CAVANAUGH: Oh, surprisingly, we only have a few minutes left and I do want to talk just briefly, I want to get your take on where we are in the search for a new district supervisor, a new school superintendent.
CAVANAUGH: You – The board, to my understanding, has agreed that, indeed, they’re going to hire another superintendent but…
CAVANAUGH: …but how is that search being conducted?

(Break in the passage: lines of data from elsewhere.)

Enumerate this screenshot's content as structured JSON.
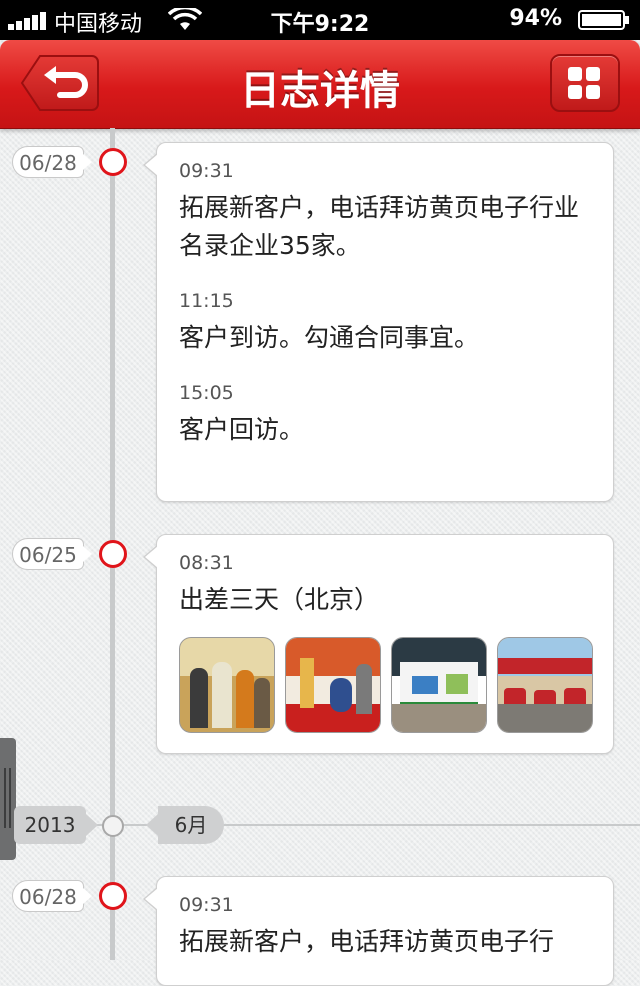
{
  "status_bar": {
    "carrier": "中国移动",
    "time": "下午9:22",
    "battery_percent": "94%",
    "signal_icon": "signal-bars-icon",
    "wifi_icon": "wifi-icon",
    "battery_icon": "battery-icon"
  },
  "navbar": {
    "title": "日志详情",
    "back_icon": "back-arrow-icon",
    "menu_icon": "grid-menu-icon"
  },
  "colors": {
    "accent": "#d8191a",
    "node_red": "#e0141a",
    "timeline_grey": "#c8cacb"
  },
  "timeline": {
    "year": "2013",
    "month": "6月",
    "groups": [
      {
        "date": "06/28",
        "entries": [
          {
            "time": "09:31",
            "text": "拓展新客户，电话拜访黄页电子行业名录企业35家。"
          },
          {
            "time": "11:15",
            "text": "客户到访。勾通合同事宜。"
          },
          {
            "time": "15:05",
            "text": "客户回访。"
          }
        ]
      },
      {
        "date": "06/25",
        "entries": [
          {
            "time": "08:31",
            "text": "出差三天（北京）"
          }
        ],
        "photos": [
          "photo-exhibition-people",
          "photo-exhibition-booth-red",
          "photo-exhibition-stand",
          "photo-exhibition-hall"
        ]
      },
      {
        "date": "06/28",
        "entries": [
          {
            "time": "09:31",
            "text": "拓展新客户，电话拜访黄页电子行"
          }
        ]
      }
    ]
  }
}
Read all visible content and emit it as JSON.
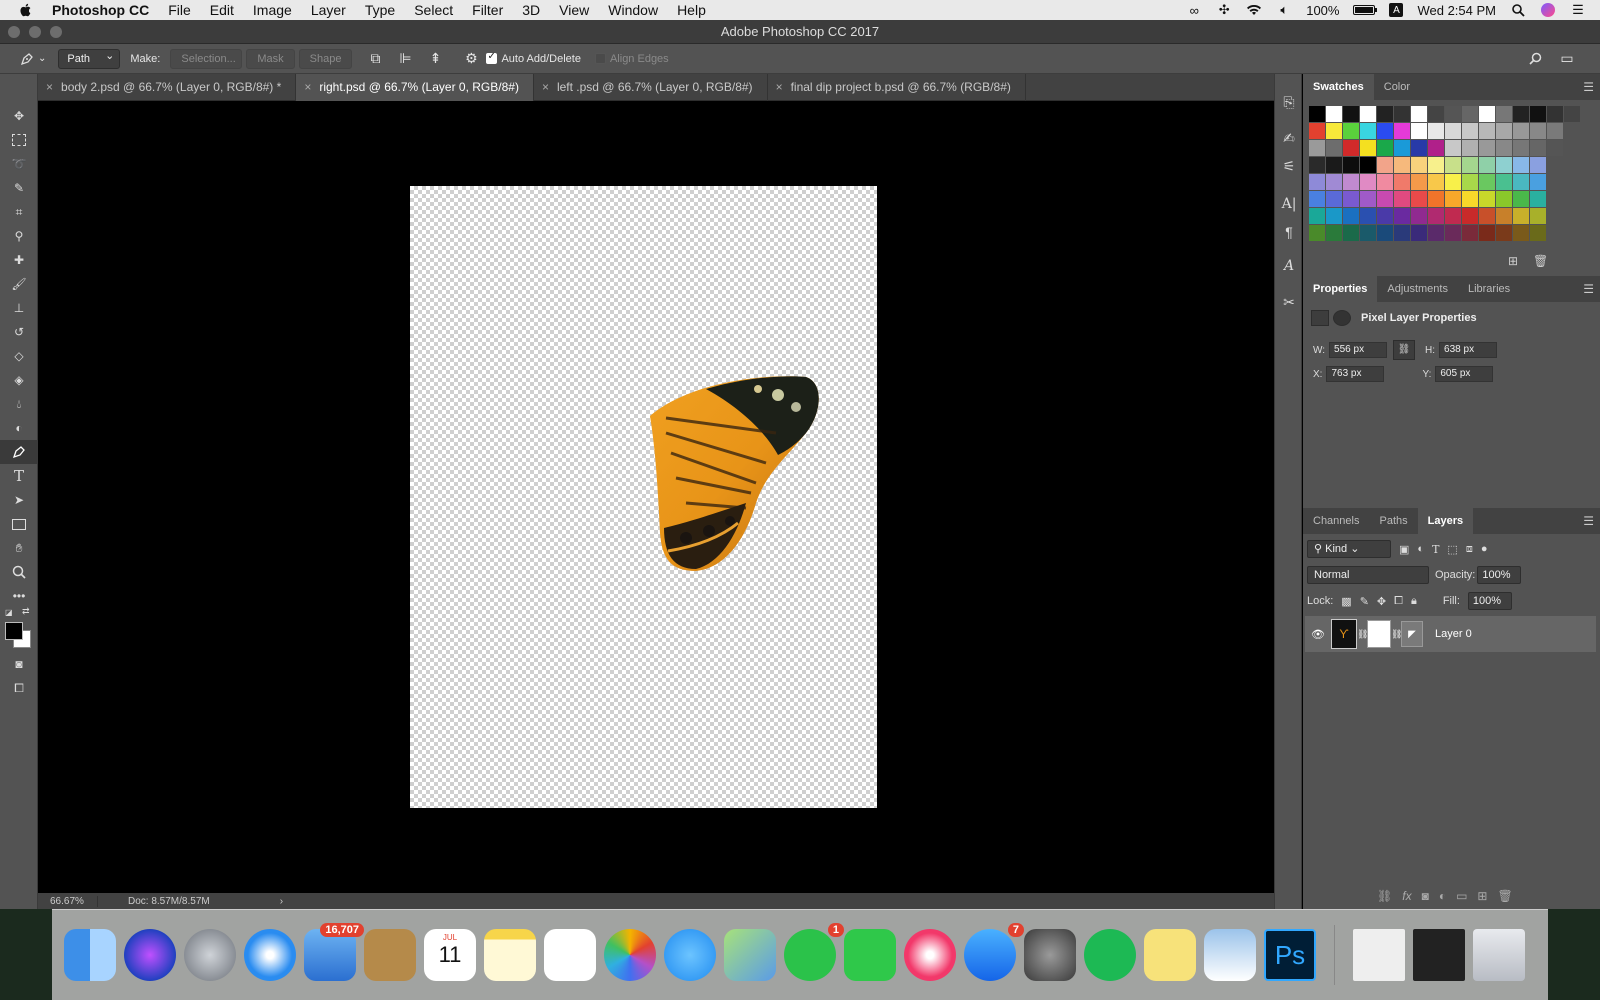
{
  "menubar": {
    "items": [
      "Photoshop CC",
      "File",
      "Edit",
      "Image",
      "Layer",
      "Type",
      "Select",
      "Filter",
      "3D",
      "View",
      "Window",
      "Help"
    ],
    "battery": "100%",
    "clock": "Wed 2:54 PM"
  },
  "window": {
    "title": "Adobe Photoshop CC 2017"
  },
  "options": {
    "mode": "Path",
    "make_label": "Make:",
    "selection_btn": "Selection...",
    "mask_btn": "Mask",
    "shape_btn": "Shape",
    "auto_add_delete": "Auto Add/Delete",
    "align_edges": "Align Edges"
  },
  "tabs": [
    {
      "label": "body 2.psd @ 66.7% (Layer 0, RGB/8#) *"
    },
    {
      "label": "right.psd @ 66.7% (Layer 0, RGB/8#)"
    },
    {
      "label": "left .psd @ 66.7% (Layer 0, RGB/8#)"
    },
    {
      "label": "final dip project b.psd @ 66.7% (RGB/8#)"
    }
  ],
  "status": {
    "zoom": "66.67%",
    "doc": "Doc: 8.57M/8.57M"
  },
  "swatches_panel": {
    "tabs": [
      "Swatches",
      "Color"
    ]
  },
  "properties_panel": {
    "tabs": [
      "Properties",
      "Adjustments",
      "Libraries"
    ],
    "heading": "Pixel Layer Properties",
    "w_label": "W:",
    "w": "556 px",
    "h_label": "H:",
    "h": "638 px",
    "x_label": "X:",
    "x": "763 px",
    "y_label": "Y:",
    "y": "605 px"
  },
  "layers_panel": {
    "tabs": [
      "Channels",
      "Paths",
      "Layers"
    ],
    "kind": "Kind",
    "blend_mode": "Normal",
    "opacity_label": "Opacity:",
    "opacity": "100%",
    "lock_label": "Lock:",
    "fill_label": "Fill:",
    "fill": "100%",
    "layer_name": "Layer 0"
  },
  "dock": {
    "mail_badge": "16,707",
    "calendar_month": "JUL",
    "calendar_day": "11",
    "whatsapp_badge": "1",
    "appstore_badge": "7",
    "ps_label": "Ps"
  },
  "colors": {
    "ui_bg": "#535353",
    "panel_dark": "#424242",
    "accent": "#31a8ff"
  }
}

BARRERA: Well, I’m putting a proposal before the board at our meeting next week which would call for a very open, transparent search process, which I believe has been missing from this district in the past. In the past, what the district has done is the board will hire a search firm behind closed doors, the search firm will go out and recruit candidates, most of whom are currently superintendents in somebody else’s district, and will, you know, poach those superintendents, bring them before the board. The board will interview and select candidates behind closed doors because the idea is, you know, somebody who’s currently a superintendent someplace won’t want their current employer to know that they’re implying – you know, applying for a job in San Diego. And the first time that the public knows who the superintendent is is after the selection has been made. So the process that I’m proposing is instead that we put together a search committee, that each board member can appoint, you know, two or three people to a search committee and, hopefully, that would be a committee of, you know, parents and teachers and community leaders, and that we would go through a very public process, town hall forums, other, you know, ways of getting public input about what are we looking for in a superintendent, what are the qualities that we’re searching for. And that after, you know, taking into account what, you know, the public is saying we’re looking for that the committee would narrow down to a list of two or three finalists who then would be brought out to the public and the public would get a chance to meet them, interview them, and then the board would make a selection based on that input from the public.
CAVANAUGH: Do you have a timeframe on this?
BARRERA: Yeah. I think it’s very important that we have a permanent superintendent in place by the early summer so that we go into the next school year with our permanent superintendent in place. I think the process that I’m describing, I’m proposing that we begin in about mid-March and that we take about three months, you know, to go through that process. I think there’s so much, you know, of all of our attention, including parents and teachers and community leaders, focused on how do we survive this budget crisis right now that I think we need to get through that and then focus, you know, our attention on the superintendent search process. So I’m thinking the spring with a permanent superintendent in place by the early summer.
CAVANAUGH: Well, thank you so much. We’re out of time but I want to thank you so much for answering the questions so much in depth.
BARRERA: Thank you, Maureen. Absolutely.
CAVANAUGH: I’ve been speaking with San Diego Unified School Board president Richard Barrera. There were people who wanted to get in on our conversation. We couldn’t take the calls. I’m so sorry about that. You can post your comments at KPBS.org/thesedays. Now coming up, the City of San Diego’s recycling program is now mandatory for everyone and we’ll talk about it as These Days continues here on KPBS.